On the other hand, Nua Fuentes, a spokesperson for the Trans Pride World platform told teleSUR that “it is positive, but it is nothing new. Trans organizations were expecting this, and we have been demanding the end of the pathologization of our identities since 2007.”

Dr. Say said that adding the term to a new chapter is meant to reduce the stigma and better social acceptance. However, she also said that there won’t be many changes in terms of healthcare provisions because the category will still have a place in the ICD. “In fact, it may even increase access because it will reduce stigma and it will help individuals to seek care more,” she said.

She concluded by saying the decision stemmed from concerned transgender and human rights communities as well as professionals and scientists in the field. After reviewing the evidence, they removed the term. She added that on the same basis, homosexuality was removed from the ICD completely because “there was no clear evidence to suggest that this issue needs to be medicalized.”

Is gaming disorder a mental condition?

The World Health Organization (WHO) has officially listed gaming disorder as an ailment people suffer from and would need rehabilitation to cure.

WHO describes gaming disorder as having “impaired control over gaming, increasing priority given to gaming over other activities to the extent that gaming takes precedence over other interests and daily activities, and continuation or escalation of gaming despite the occurrence of negative consequences.”

They added that in order for the disorder to be diagnosed, those suffering would need to exhibit a pattern of severe behaviour that would impair their family and social lives or negatively impact their education.

Video game addiction is not unheard of and several cases have popped up throughout the years. A couple in 2010 neglected their child while obsessively playing video games. They were raising their virtual child, Anima, in a game called Prius Online. Meanwhile, their real daughter passed away from malnourishment and neglect. In 2015 a 32-year-old Taiwanese man died after a three-day gaming binge, which made him the second gaming-related death in Taiwan that year.

One of the more recent cases follows the story of a nine-year-old girl who was brought into rehabilitation for her Fortnite addiction. It was reported that she was playing for up to 10 hours a day and had even wet herself during a binge to avoid having to log off. Her mother expressed to Sunday People that she wasn’t aware of how addicted her daughter would be when allowing her to play.

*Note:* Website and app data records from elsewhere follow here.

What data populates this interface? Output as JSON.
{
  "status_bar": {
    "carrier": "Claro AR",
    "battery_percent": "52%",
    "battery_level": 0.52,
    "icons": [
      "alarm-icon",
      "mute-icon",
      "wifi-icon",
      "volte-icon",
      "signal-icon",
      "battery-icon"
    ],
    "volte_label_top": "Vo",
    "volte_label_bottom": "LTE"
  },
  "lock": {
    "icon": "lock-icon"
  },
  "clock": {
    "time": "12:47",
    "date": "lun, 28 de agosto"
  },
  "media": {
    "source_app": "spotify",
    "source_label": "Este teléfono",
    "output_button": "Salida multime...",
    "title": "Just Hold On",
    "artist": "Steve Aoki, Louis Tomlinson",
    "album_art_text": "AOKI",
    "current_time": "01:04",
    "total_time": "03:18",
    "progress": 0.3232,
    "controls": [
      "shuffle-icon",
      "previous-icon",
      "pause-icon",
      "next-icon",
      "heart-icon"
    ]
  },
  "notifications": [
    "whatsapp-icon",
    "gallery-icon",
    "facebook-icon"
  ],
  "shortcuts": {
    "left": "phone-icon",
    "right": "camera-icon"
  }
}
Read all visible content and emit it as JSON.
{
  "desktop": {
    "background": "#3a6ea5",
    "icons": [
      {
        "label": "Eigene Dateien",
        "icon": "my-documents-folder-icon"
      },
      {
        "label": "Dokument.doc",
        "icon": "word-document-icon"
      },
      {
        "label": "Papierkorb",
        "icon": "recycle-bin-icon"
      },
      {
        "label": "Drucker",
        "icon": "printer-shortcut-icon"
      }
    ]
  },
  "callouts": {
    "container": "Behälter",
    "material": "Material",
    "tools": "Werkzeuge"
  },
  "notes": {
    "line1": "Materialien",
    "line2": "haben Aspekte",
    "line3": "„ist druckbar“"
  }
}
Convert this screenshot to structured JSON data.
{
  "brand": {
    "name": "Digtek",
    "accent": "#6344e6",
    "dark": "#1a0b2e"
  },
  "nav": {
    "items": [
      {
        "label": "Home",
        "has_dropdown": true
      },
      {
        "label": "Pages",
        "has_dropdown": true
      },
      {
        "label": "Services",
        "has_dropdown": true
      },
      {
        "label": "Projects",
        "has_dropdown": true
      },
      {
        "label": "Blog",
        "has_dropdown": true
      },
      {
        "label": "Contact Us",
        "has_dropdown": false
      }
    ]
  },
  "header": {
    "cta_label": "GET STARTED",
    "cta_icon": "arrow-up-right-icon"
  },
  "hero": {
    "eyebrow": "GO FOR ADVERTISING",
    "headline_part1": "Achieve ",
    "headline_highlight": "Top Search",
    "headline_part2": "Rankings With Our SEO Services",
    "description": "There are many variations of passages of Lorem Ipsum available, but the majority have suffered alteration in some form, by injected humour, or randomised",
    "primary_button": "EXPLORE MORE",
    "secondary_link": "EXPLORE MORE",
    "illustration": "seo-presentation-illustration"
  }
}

Though WHO and various psychologists believe that gaming disorder is a sensible mental condition, gamers on Twitter were quick to shut the idea down. Many Twitter users and gamers specified how they spend 20 hours gaming a week and how classifying gaming as a disorder opens the door for more unjustified disorders.

Of those to express their concern was American wrestler Xavier Woods. He wrote on Twitter that “If this becomes a thing then it sets a precedent for anything to become a disorder. Reading too much, watching the world cup too much, hanging out with your spouse too much. At this point anything done too much that someone doesn’t get = a disorder.”

Other online personalities like Ben Broman (better known as ProfessorBroman online) wrote on Twitter that “[…] instead of raging at news organizations about reporting on this “gaming disorder” report, offer to educate and inform them about your passion and the good things gaming does on a daily basis. We control the conversation, we must do it in a respectful way.” Various studies have concluded that video games help children’s cognitive behaviour by improving multitasking and external functioning. Studies have also discovered that video games treat amblyopia and helps children overcome dyslexia.

WHO explains that the reason gaming disorder is included in the Revision of the International Classification of Diseases is because of available evidence and the general consensus of experts from around the world. They also warned that those who play video games for excessive periods of time should monitor how long they play and any negative changes to their mood or physical health.